*** THE RECORDS Section Begins ***

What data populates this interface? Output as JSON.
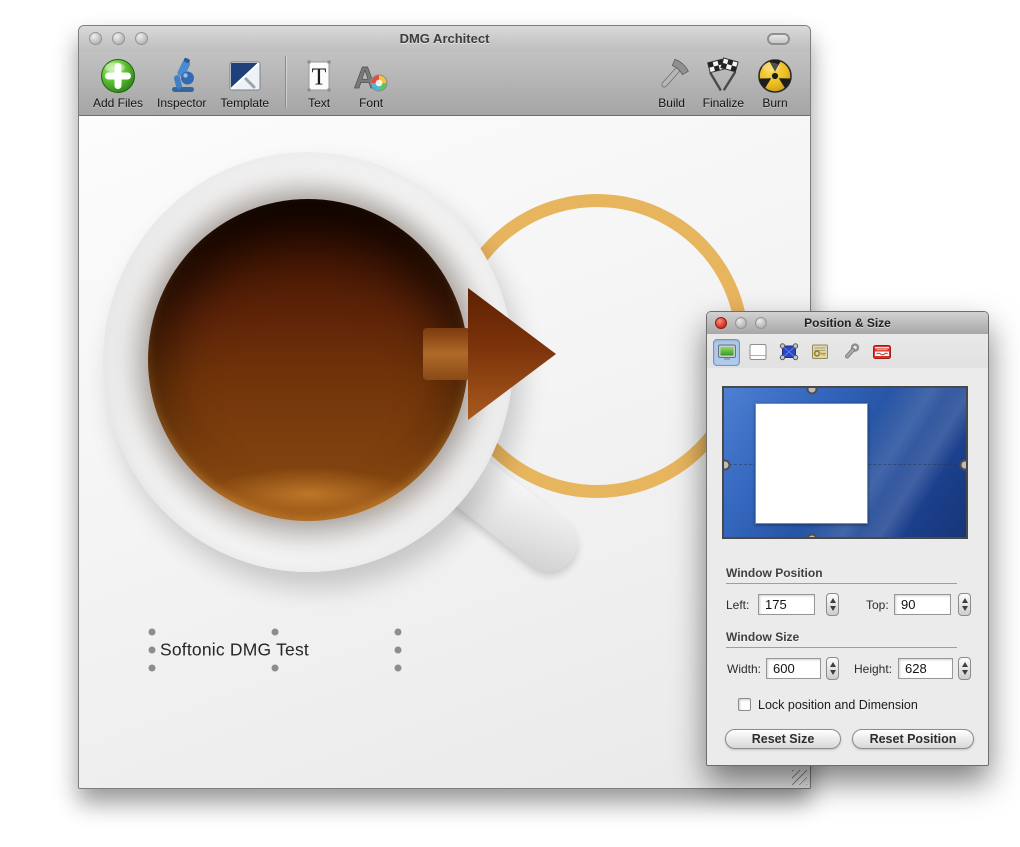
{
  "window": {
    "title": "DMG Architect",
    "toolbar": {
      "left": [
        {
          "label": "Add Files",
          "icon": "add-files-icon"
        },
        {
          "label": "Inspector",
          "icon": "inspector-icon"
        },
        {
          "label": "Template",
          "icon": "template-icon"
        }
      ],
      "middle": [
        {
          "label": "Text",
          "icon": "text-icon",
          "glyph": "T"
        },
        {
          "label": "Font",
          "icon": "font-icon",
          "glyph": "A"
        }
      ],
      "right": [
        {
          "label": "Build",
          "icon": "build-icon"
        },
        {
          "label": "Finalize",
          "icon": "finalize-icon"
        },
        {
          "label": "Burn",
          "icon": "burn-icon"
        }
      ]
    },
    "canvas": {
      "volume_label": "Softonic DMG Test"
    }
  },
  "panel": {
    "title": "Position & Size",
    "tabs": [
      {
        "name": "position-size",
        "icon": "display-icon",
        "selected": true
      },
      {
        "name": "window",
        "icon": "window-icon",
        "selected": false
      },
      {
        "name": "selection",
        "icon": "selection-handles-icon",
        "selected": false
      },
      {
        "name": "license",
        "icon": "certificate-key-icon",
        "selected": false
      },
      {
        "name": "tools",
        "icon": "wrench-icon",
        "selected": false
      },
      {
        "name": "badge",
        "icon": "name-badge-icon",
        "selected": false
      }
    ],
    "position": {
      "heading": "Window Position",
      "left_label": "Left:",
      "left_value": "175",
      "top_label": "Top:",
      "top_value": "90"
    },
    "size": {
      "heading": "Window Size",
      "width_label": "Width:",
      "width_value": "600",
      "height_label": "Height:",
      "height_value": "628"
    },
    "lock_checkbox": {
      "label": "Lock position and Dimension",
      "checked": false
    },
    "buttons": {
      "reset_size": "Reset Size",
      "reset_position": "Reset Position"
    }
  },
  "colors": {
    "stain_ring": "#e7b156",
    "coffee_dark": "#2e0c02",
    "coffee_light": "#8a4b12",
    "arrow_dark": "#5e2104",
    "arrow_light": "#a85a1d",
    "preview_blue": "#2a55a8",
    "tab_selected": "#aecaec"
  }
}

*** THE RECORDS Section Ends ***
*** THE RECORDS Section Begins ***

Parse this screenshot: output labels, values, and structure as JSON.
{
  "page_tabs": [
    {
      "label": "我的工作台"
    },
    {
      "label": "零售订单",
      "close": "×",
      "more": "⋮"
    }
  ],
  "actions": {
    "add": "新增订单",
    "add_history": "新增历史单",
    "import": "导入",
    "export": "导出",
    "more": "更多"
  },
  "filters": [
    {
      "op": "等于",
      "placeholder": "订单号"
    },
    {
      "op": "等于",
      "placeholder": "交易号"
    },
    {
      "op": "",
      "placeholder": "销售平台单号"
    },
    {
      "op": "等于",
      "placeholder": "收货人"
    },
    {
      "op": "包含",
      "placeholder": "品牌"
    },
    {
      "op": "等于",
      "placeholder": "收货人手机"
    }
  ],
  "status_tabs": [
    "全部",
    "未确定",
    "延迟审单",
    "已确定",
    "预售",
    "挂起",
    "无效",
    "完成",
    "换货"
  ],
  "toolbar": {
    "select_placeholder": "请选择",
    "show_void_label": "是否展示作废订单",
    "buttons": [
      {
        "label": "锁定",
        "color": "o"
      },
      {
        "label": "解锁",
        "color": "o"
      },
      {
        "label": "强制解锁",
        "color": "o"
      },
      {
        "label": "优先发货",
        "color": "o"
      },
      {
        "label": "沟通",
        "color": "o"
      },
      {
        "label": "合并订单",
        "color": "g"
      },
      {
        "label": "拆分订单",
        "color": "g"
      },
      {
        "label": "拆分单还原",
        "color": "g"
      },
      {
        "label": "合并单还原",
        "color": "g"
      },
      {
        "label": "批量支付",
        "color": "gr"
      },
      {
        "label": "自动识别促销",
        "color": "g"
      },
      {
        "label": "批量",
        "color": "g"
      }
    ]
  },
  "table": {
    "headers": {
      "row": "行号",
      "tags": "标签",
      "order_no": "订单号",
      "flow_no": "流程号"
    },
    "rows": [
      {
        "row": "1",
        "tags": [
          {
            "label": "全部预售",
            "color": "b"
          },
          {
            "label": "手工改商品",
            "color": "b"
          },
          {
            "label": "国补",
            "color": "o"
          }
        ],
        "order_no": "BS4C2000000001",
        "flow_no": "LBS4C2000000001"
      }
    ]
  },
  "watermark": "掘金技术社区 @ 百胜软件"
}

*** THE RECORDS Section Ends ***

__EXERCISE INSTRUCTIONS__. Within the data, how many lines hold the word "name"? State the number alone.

__RESULT OF THIS TASK__. 7